Refugees and asylum: Unfortunately, there never was a ‘golden age’
Henry Maitles argues that Priti Patel’s ‘hostile environment’ is lamentably nothing new
Current debates on refugees and attempts by Western governments to restrict asylum seekers are deeply depressing. Deaths in the Mediterranean and the Channel of the ‘boat people’ have become common while ever more ludicrous schemes – from wave machines to deserted oil rigs to detention camps in foreign countries – arethought up to try deter refugees. In this debate, there is often a hearkening back to a supposed ‘golden age’ of asylum, usually that of escaping Jews in the 1930s and 1940s, as if the current policy is a break in tradition. The truth is far from this rosy picture.

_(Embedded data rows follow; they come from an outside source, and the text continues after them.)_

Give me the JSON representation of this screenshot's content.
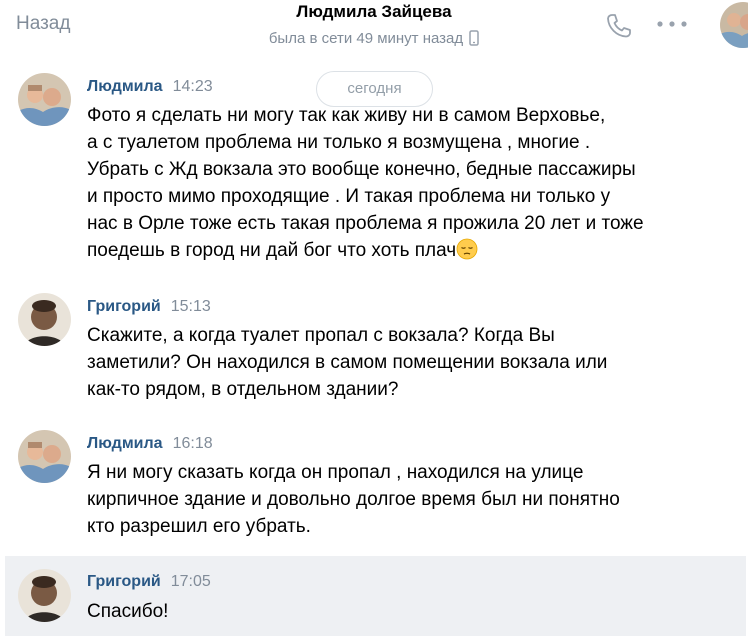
{
  "header": {
    "back_label": "Назад",
    "title": "Людмила Зайцева",
    "status": "была в сети 49 минут назад",
    "icons": [
      "call-icon",
      "more-icon",
      "mobile-icon"
    ]
  },
  "date_separator": "сегодня",
  "messages": [
    {
      "author": "Людмила",
      "time": "14:23",
      "text": "Фото я сделать ни могу так как живу ни в самом Верховье,\nа с туалетом проблема ни только я возмущена , многие .\nУбрать с Жд вокзала это вообще конечно, бедные пассажиры\nи просто мимо проходящие . И такая проблема ни только у\nнас в Орле тоже есть такая проблема я прожила 20 лет и тоже\nпоедешь в город ни дай бог что хоть плач",
      "emoji": "pensive-face"
    },
    {
      "author": "Григорий",
      "time": "15:13",
      "text": "Скажите, а когда туалет пропал с вокзала? Когда Вы\nзаметили? Он находился в самом помещении вокзала или\nкак-то рядом, в отдельном здании?"
    },
    {
      "author": "Людмила",
      "time": "16:18",
      "text": "Я ни могу сказать когда он пропал , находился на улице\nкирпичное здание и довольно долгое время был ни понятно\nкто разрешил его убрать."
    },
    {
      "author": "Григорий",
      "time": "17:05",
      "text": "Спасибо!"
    }
  ],
  "colors": {
    "accent": "#2a5885",
    "secondary_text": "#818c99",
    "highlight_bg": "#eef0f3"
  }
}
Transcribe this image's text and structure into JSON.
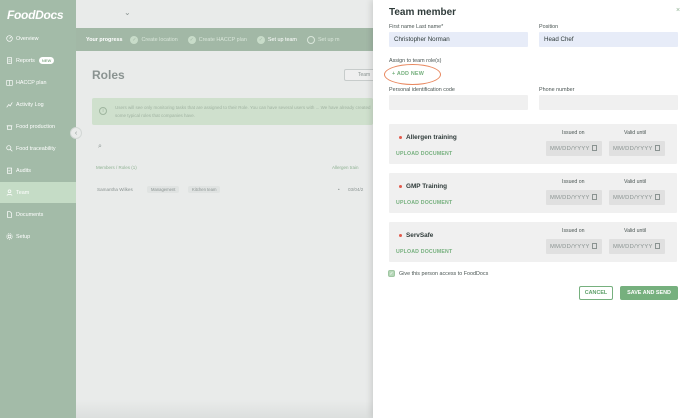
{
  "app": {
    "logo": "FoodDocs"
  },
  "sidebar": {
    "items": [
      {
        "label": "Overview",
        "icon": "gauge-icon"
      },
      {
        "label": "Reports",
        "icon": "report-icon",
        "badge": "NEW"
      },
      {
        "label": "HACCP plan",
        "icon": "book-icon"
      },
      {
        "label": "Activity Log",
        "icon": "chart-icon"
      },
      {
        "label": "Food production",
        "icon": "pot-icon"
      },
      {
        "label": "Food traceability",
        "icon": "search-icon"
      },
      {
        "label": "Audits",
        "icon": "clipboard-icon"
      },
      {
        "label": "Team",
        "icon": "user-icon",
        "active": true
      },
      {
        "label": "Documents",
        "icon": "document-icon"
      },
      {
        "label": "Setup",
        "icon": "gear-icon"
      }
    ]
  },
  "progress": {
    "label": "Your progress",
    "steps": [
      {
        "label": "Create location",
        "done": true
      },
      {
        "label": "Create HACCP plan",
        "done": true
      },
      {
        "label": "Set up team",
        "done": true,
        "current": true
      },
      {
        "label": "Set up m",
        "done": false
      }
    ]
  },
  "roles": {
    "title": "Roles",
    "team_button": "Team",
    "info": "Users will see only monitoring tasks that are assigned to their Role. You can have several users with ... We have already created some typical roles that companies have.",
    "columns": [
      "Members / Roles (1)",
      "Allergen train"
    ],
    "row": {
      "member": "Samantha Wilkes",
      "tags": [
        "Management",
        "Kitchen team"
      ],
      "date": "03/04/2"
    }
  },
  "panel": {
    "title": "Team member",
    "close": "×",
    "fields": {
      "name_label": "First name Last name*",
      "name_value": "Christopher Norman",
      "position_label": "Position",
      "position_value": "Head Chef",
      "assign_label": "Assign to team role(s)",
      "add_new": "+ ADD NEW",
      "pid_label": "Personal identification code",
      "pid_value": "",
      "phone_label": "Phone number",
      "phone_value": ""
    },
    "certificates": [
      {
        "name": "Allergen training",
        "upload": "UPLOAD DOCUMENT",
        "issued_label": "Issued on",
        "valid_label": "Valid until",
        "issued": "MM/DD/YYYY",
        "valid": "MM/DD/YYYY"
      },
      {
        "name": "GMP Training",
        "upload": "UPLOAD DOCUMENT",
        "issued_label": "Issued on",
        "valid_label": "Valid until",
        "issued": "MM/DD/YYYY",
        "valid": "MM/DD/YYYY"
      },
      {
        "name": "ServSafe",
        "upload": "UPLOAD DOCUMENT",
        "issued_label": "Issued on",
        "valid_label": "Valid until",
        "issued": "MM/DD/YYYY",
        "valid": "MM/DD/YYYY"
      }
    ],
    "access_label": "Give this person access to FoodDocs",
    "cancel": "CANCEL",
    "save": "SAVE AND SEND"
  },
  "colors": {
    "accent": "#76b07e",
    "sidebar": "#a3bba8",
    "highlight": "#e8875e",
    "required_dot": "#e25a4b"
  }
}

One factor why more Jews did not flee from Nazi Europe was the attitudes of the Western democracies and their immigration controls. Britain did allow Kindertransport, although the children had to be sponsored so that they would not be a burden, but also sent back Jews who did not have the correct paperwork to Germany, where it was Nazi government policy to send returnees to concentration camps. The British Government’s own figures are quite startling – 484 sent back in 1933, 378 in 1934, 365 in 1935, 412 in 1936, 438 in 1937, 489 in 1938 and 191 in the first six months of 1939. When a small number of Jews fled by air to Britain after the Germans occupied the autonomous city of Memel in March 1939, those without the necessary papers were put on the next plane back to Europe. In 1939, fleeing Jews on board the St Louis were refused entry to USA, sent back to Germany and many of them were murdered in Auschwitz. The signals given out were clearly designed to discourage Jews from fleeing West. The British Government was clear in its secret memos to its delegates at the 1938 Évian refugee conference that it wanted to bring to Britain those Jews ‘eminent in science, technology, art, music etc’.
Equally, it was made clear that it did not want ‘persons likely to seek employment, agents and middlemen, minor musicians, commercial artists, the rank and file of doctors, lawyers, dentists’. The test for admission was to be, not the needs of the Jewish refugees, but ‘whether or not the applicant is likely to be an asset to the UK’. So terrified were Western governments of the possibility of millions of Westward moving refugees, that they used the Évian conference to send an unmistakable message to Eastern European governments and the Jewish populations that Jewish immigrants and refugees would not be accepted by Britain, France or the US. The British delegation to Évian was told that it would be ‘desirable that the results of the meeting should not act as an incentive to these [Central and Eastern European] governments to increase the pressure on their Jewish minorities’. In other words, there was to be no welcome for refugees. The Australian delegate, T.W. White, was explicit in stating that ‘as we have no racial problem, we are not desirous of importing one’.
Indeed, by July 1939, the Foreign Office was questioning the status of fleeing Jews as refugees. One high official claimed: ‘A great many … are not in any sense political refugees … Many are quite unsuitable as emigrants and would be a very difficult problem if brought here’. The Nazi press was clear about the meaning of Évian: ‘no state is prepared to fight the cultural disgrace of central Europe by accepting a few thousand Jews. Thus, the Conference serves to justify Germany’s policy against Jewry’.
Virtually identical fears were prevalent in both the US. and France. So stringent had US policy become, that less than 500 German Jewish children were allowed in, in total, during 1938 and 1939. As the 1930s wore on, central to French policy was the obsession not to provoke Germany and give any reason for hostility. Following the Kristallnacht pogroms of November 1938 in Germany, the French border police sent back escaping Jews – sending back, it must be remembered, to the arms of the Nazis. Finland introduced stringent controls immediately after the Évian conference, even refusing transit to Austrian Jews with the necessary papers for US immigration. So distraught were the refugees that three committed suicide.
And, it was not only before the war that the attitude of hostility to fleeing Jewish refugees was evident. In 1943, there was a proposal from Sweden that, if Britain and the USA were willing to pay the costs, there was the possibility of 20,000 Jewish children being released from Central Europe to Sweden. Private money was available but the US State Department was not enthusiastic about it, one official noting that ‘any rescue concentrating on Jewish children might antagonize the Nazis, and prevent other possible co-operative acts’. This is near incredible bureaucratic jargon in mid-1943; the US was not willing to do things to antagonize the Nazis in the middle of the war! The proposal was dropped.
What is most concerning about the current events played out across Britain and the rest of the world is how little change there is today in both rhetoric and policy. Priti Patel is just the latest in a long line of politicians creating a ‘hostile environment’ where even death is not seen as problematic.
Henry Maitles is Emeritus Professor of Education at the University of the West of Scotland.